Sub sandwich buns also work great as pizza crusts. One per guest should be sufficient, and for children you can start with a half sub each.
Before assembly starts, preheat your oven to 400°F (204°C).
Unlike the English muffins, you don’t have to crisp the crust first. On each half of your bread or bun, spread marinara or pizza sauce. Add toppings and cheese. On the middle rack of your oven, bake the pizza for 10 minutes or until the cheese is melted and the sides of the bread are lightly browned.
Remove from oven. Allow to cool slightly before slicing (if using a whole loaf rather than a bun).
Other Food Ideas
If your party guests are children, they probably won’t need an elaborate table of foods to choose from. Consider a simple tossed salad, a plate of antipasto (veg of course!), and a bowl of fruit. For dessert, we suggest sorbet, ice cream, or Nice cream.
Ice cream is a natural pairing to pizza. If you want to continue the do-it-yourself theme, set out a few toppings, from chocolate to sprinkles to fresh fruit.
To decorate for your party, remember that Italy’s colors are red, white, and green. You can color small Italian flags or purchase at a party store. Create your own pizzeria by topping your tables with red and white checkered tablecloths—choose vinyl, if you can find them, for easy cleanup. If you can’t find vinyl, check your local fabric store for gingham fabric (usually inexpensive) and select checks that are large.
If you’re going all out, you can add pictures on your wall from Italy like the Leaning Tower of Pizza (oops! Pisa), the Colosseum, canals of Venice, a map of Italy, etc. Hang red, white, and green streamers and dangle a few balloons.
For your guests old and young, have a stack of blank paper or Mona Lisa coloring sheets (easy to print from the Internet) and ask your partiers to create their own contemporary Mona Lisa.
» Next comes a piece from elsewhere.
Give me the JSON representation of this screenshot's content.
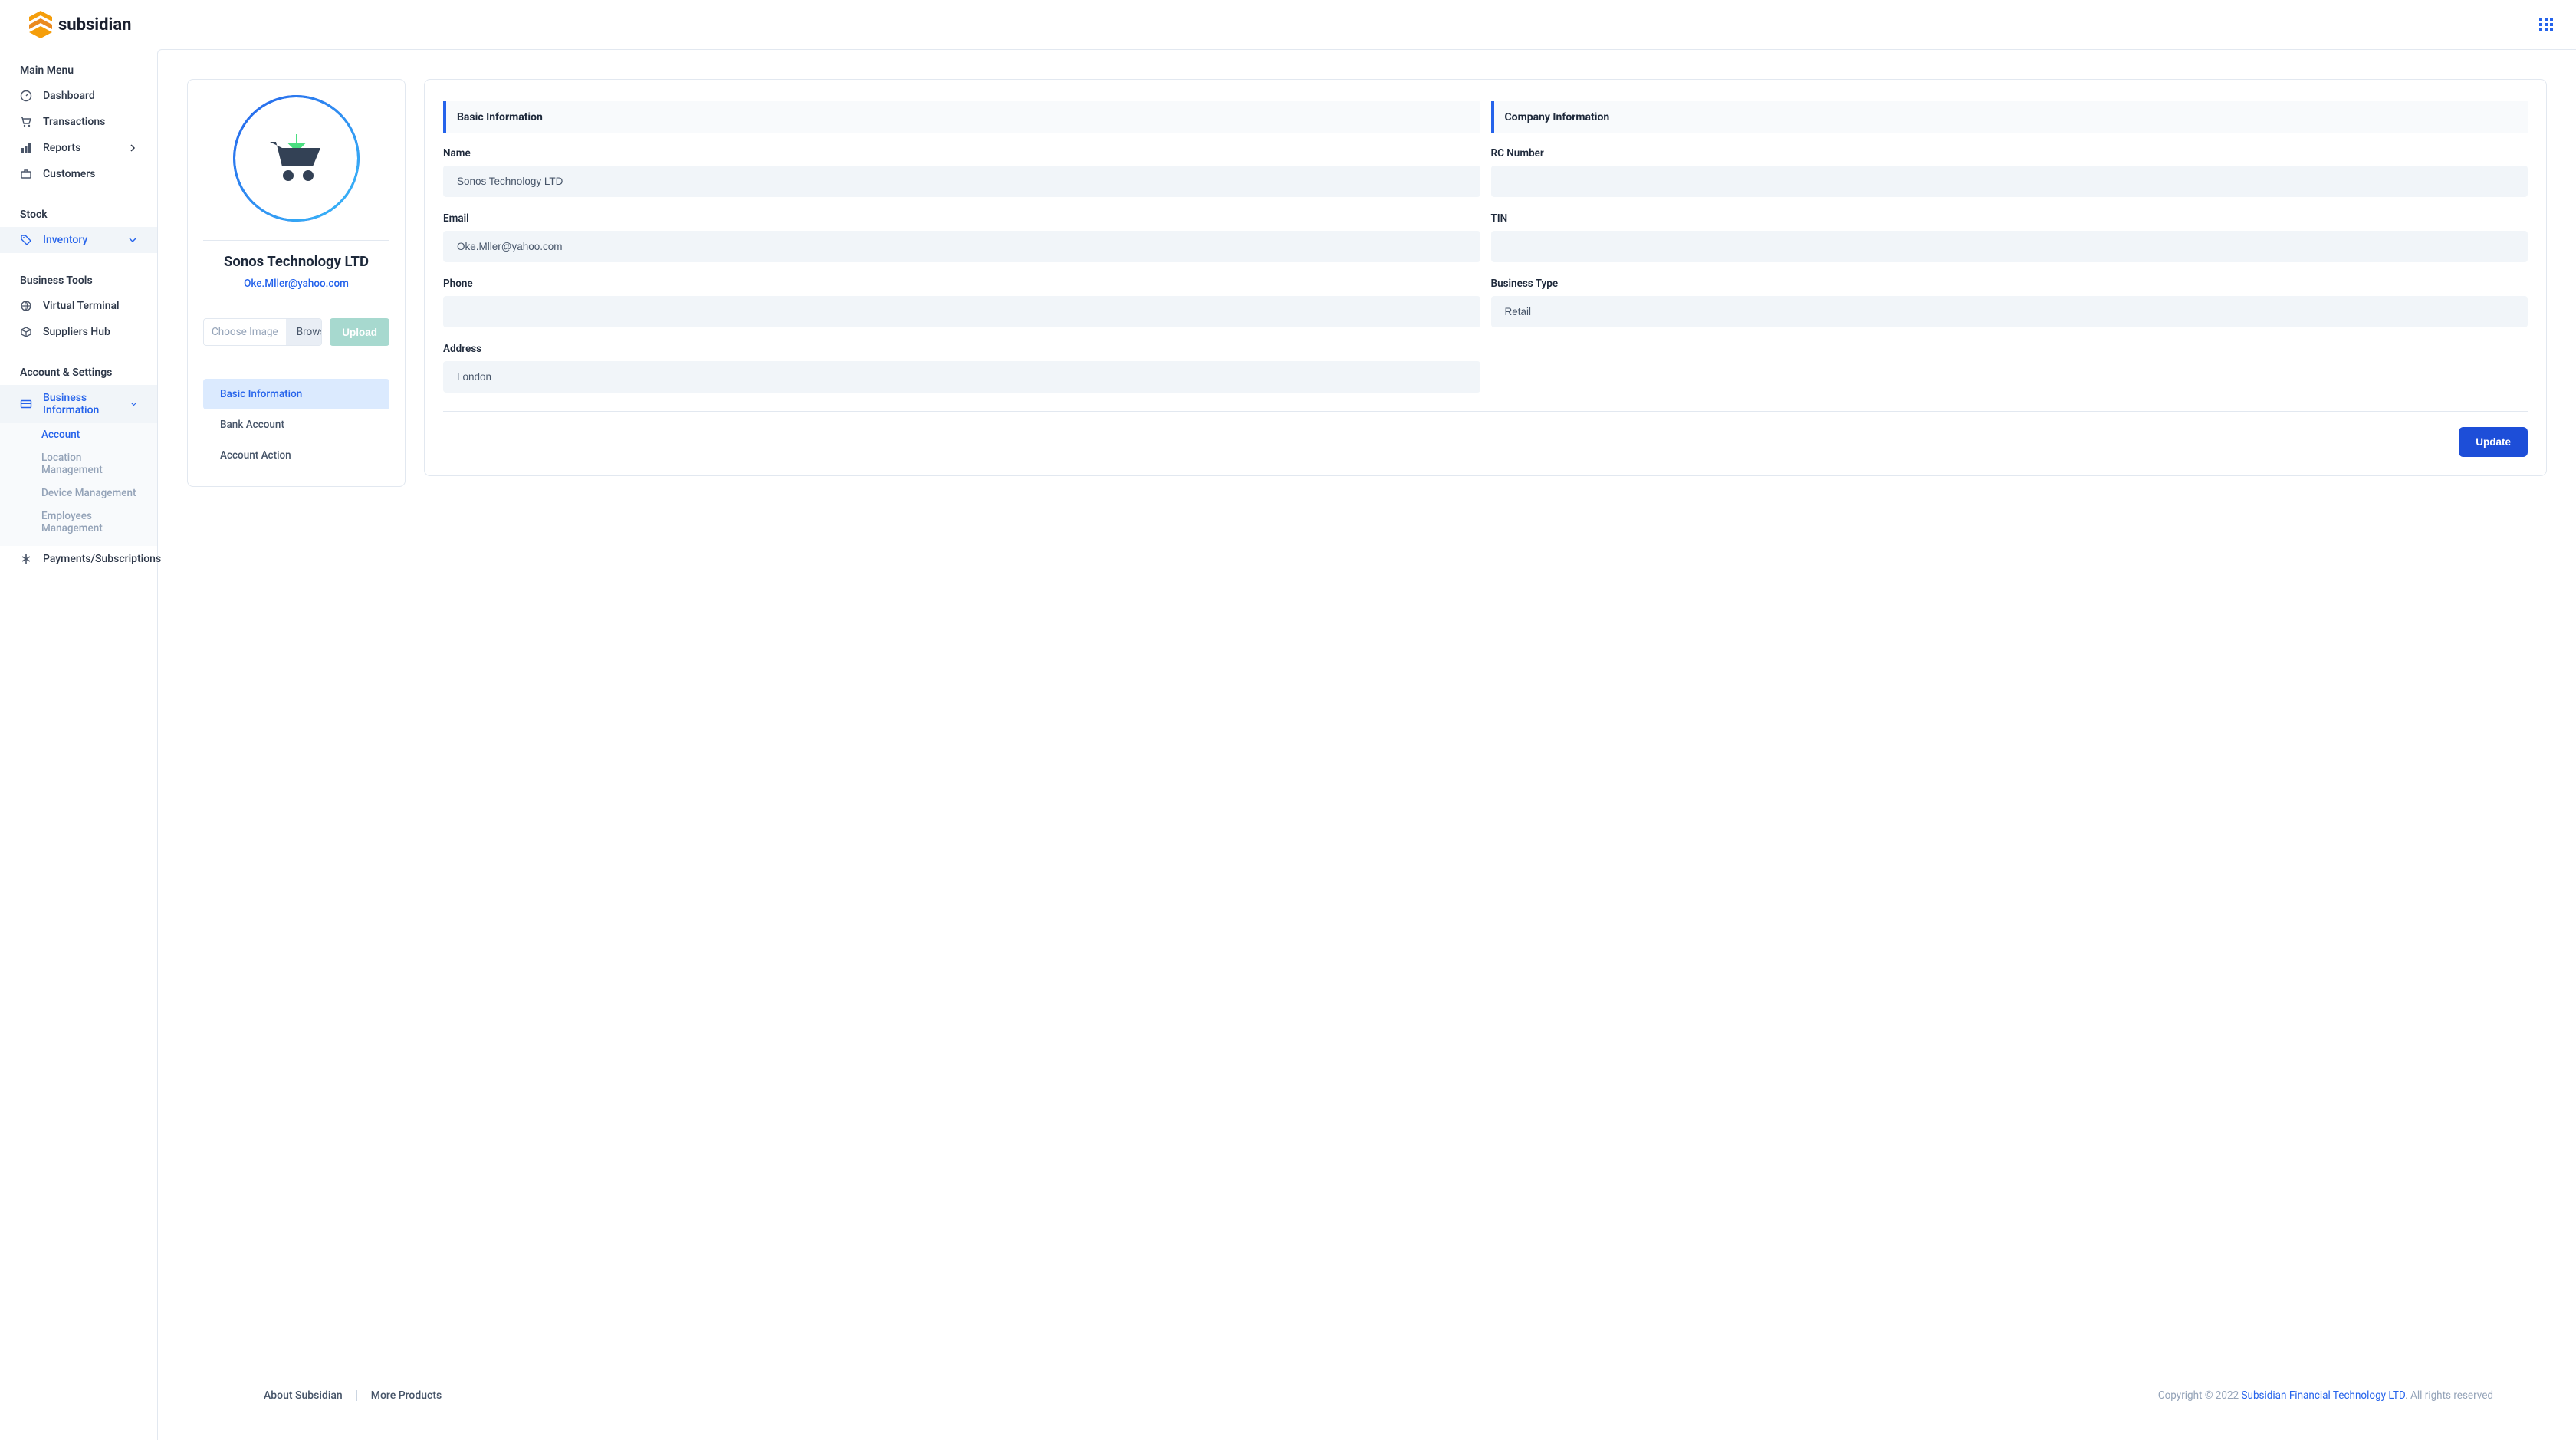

What would a Mona Lisa today look like? Would she be a sports fan? a scientist? a musician? a chef?
Games and Movies
Movies and pizza seem to go together. A lot of famous movies are set in Italy, but most of them are for older children or adults. However, there are classics that everyone likes: Disney’s Pinocchio, Lady and the Tramp (for the best pasta scene ever), or go rogue and watch the French-inspired Ratatouille (for chefs of all ages). After your meal has finished and the games have been played, pop in a movie while you’re cleaning up.
Some other choices for the older children or adults could be Letters to Juliet, Enchanted April, or a true classic, Roman Holiday. You could even stream an Italian opera like the fun, happily-ever-after ending, Barber of Seville.
If you’d rather play games, here are some fun, inexpensive party games that should appeal.
Fun Pizza Facts
(Courtesy of https://www.eatthis.com/pizza-facts/)
- The first pizza is thought to have been invented in Naples in the early 1500s.
- The first documented pizzeria was opened in Naples in the late 1800s.
The first pizzeria, Lombardi’s, opened in the United States in New York city in 1905.
- Pizza in the US didn’t become popular until after World War II when soldiers stationed in Italy developed a taste for the popular dish and started opening up restaurants back home.
- NASA funded and tested a 3D printer that can make pizza for astronauts in space.
- 3 billion pizzas are sold in the US each year.
- In the US, October is National Pizza month!
–by Mary Pomerantz for the Veggie Fest Team
Mary Pomerantz lives in the Chicago area with her husband of fifty years. Together, they have been vegetarian since 1969 and raised their three children as vegetarians. Mary has always been a foodie and enjoys cooking, researching recipes, and reading cookbooks and food blogs. She has been involved with Veggie Fest since its inception, with over 11 years coordinating the food demos.